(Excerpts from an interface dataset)

* * * * *

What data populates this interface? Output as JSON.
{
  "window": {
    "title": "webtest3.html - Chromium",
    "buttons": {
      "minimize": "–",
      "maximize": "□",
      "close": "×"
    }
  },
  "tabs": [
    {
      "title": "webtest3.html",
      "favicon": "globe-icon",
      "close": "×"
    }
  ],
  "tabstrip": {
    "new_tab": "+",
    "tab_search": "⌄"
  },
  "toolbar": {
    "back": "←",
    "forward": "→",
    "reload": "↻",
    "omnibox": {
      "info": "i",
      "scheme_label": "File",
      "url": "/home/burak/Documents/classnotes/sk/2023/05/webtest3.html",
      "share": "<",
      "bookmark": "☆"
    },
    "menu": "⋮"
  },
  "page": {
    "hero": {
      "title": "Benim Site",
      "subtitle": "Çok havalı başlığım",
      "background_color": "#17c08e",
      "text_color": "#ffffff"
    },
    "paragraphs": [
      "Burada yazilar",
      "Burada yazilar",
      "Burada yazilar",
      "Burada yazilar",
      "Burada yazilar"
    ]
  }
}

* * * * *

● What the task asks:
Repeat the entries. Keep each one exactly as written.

● Response:
What data populates this interface? Output as JSON.
{
  "window": {
    "title": "webtest3.html - Chromium",
    "buttons": {
      "minimize": "–",
      "maximize": "□",
      "close": "×"
    }
  },
  "tabs": [
    {
      "title": "webtest3.html",
      "favicon": "globe-icon",
      "close": "×"
    }
  ],
  "tabstrip": {
    "new_tab": "+",
    "tab_search": "⌄"
  },
  "toolbar": {
    "back": "←",
    "forward": "→",
    "reload": "↻",
    "omnibox": {
      "info": "i",
      "scheme_label": "File",
      "url": "/home/burak/Documents/classnotes/sk/2023/05/webtest3.html",
      "share": "<",
      "bookmark": "☆"
    },
    "menu": "⋮"
  },
  "page": {
    "hero": {
      "title": "Benim Site",
      "subtitle": "Çok havalı başlığım",
      "background_color": "#17c08e",
      "text_color": "#ffffff"
    },
    "paragraphs": [
      "Burada yazilar",
      "Burada yazilar",
      "Burada yazilar",
      "Burada yazilar",
      "Burada yazilar"
    ]
  }
}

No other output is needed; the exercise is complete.